PHOENIX - San Jose, Calif.'s pension settlement with the city's police and firefighters is evidence that reducing pension liabilities will be challenging for most governments and ultimately lies in the hands of the courts in each state, Fitch Ratings said in a commentary released Friday.
The city reached an agreement framework with public employees last month regarding litigation over the pension reform ballot measure known as Measure B.
San Jose voters authorized broad changes to public pensions under that measure in 2012, but it almost immediately faced legal challenges. California courts took the stance decades ago that a pension is a "vested right" that cannot be cut- the so-called "California Rule.
The new agreement would restrict most pension reforms to new hires, leaving benefits for existing employees and retirees largely untouched.
"It demonstrates how difficult it is," former San Jose Mayor Chick Reed, who campaigned for Measure B as mayor, told The Bond Buyer. "The prospects for individual cities in California doing something significant is very slim."
Reed is now backing a proposed ballot measure that would amend the state's constitution to permit local voter initiatives to address public employee compensation and retirement benefits
The outcome of the San Jose negotiations "underscores our view that reducing pension liabilities will be challenging for most governments and ultimately dependent on state-by-state judicial review," Fitch said.
The rating agency noted that local government pension reform in California could see increased attention under Reed's Voter Empowerment Act initiative. The measure would mandate that future increases in pension benefits for state and local government workers be pre-approved by voters.
The state's retirement systems oppose the measure, and have said that it would cause chaos to undermine what they see as rights protected by the state constitution.
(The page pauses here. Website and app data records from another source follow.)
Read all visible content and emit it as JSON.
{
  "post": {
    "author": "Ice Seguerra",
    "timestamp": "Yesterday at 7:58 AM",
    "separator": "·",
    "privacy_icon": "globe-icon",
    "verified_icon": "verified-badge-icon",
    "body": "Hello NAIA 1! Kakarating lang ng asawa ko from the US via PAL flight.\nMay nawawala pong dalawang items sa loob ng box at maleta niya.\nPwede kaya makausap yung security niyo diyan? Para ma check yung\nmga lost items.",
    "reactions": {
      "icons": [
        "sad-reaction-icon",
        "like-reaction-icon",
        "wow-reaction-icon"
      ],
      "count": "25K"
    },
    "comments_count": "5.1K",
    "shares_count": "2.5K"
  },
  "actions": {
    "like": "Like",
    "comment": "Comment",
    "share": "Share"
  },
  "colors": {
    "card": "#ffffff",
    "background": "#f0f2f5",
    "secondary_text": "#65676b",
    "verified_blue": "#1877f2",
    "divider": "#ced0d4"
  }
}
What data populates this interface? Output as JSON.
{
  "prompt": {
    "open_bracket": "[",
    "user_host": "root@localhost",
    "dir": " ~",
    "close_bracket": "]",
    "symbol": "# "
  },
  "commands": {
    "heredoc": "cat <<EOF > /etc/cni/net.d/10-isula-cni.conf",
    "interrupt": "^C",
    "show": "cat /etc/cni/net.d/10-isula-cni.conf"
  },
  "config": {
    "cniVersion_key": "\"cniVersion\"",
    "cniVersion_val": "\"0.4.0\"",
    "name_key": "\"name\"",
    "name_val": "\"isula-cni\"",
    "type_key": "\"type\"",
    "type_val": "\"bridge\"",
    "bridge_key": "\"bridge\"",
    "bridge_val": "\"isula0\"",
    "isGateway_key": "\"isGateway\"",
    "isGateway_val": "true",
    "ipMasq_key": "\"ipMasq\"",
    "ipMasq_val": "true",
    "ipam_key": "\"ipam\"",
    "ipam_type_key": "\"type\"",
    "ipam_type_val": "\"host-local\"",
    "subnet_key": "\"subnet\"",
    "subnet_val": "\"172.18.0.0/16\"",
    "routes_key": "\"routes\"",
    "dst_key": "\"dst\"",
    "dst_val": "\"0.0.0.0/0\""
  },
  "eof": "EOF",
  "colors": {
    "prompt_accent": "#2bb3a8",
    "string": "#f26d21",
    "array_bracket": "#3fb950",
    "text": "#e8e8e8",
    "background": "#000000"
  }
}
"The likelihood of approval for the new initiative is uncertain, particularly given anticipated strong opposition from public employee unions," Fitch said. "However, ongoing legal battles over pension reform can be expected regardless of the initiative's outcome and will continue to challenge efforts to reduce pension liabilities in California and other states."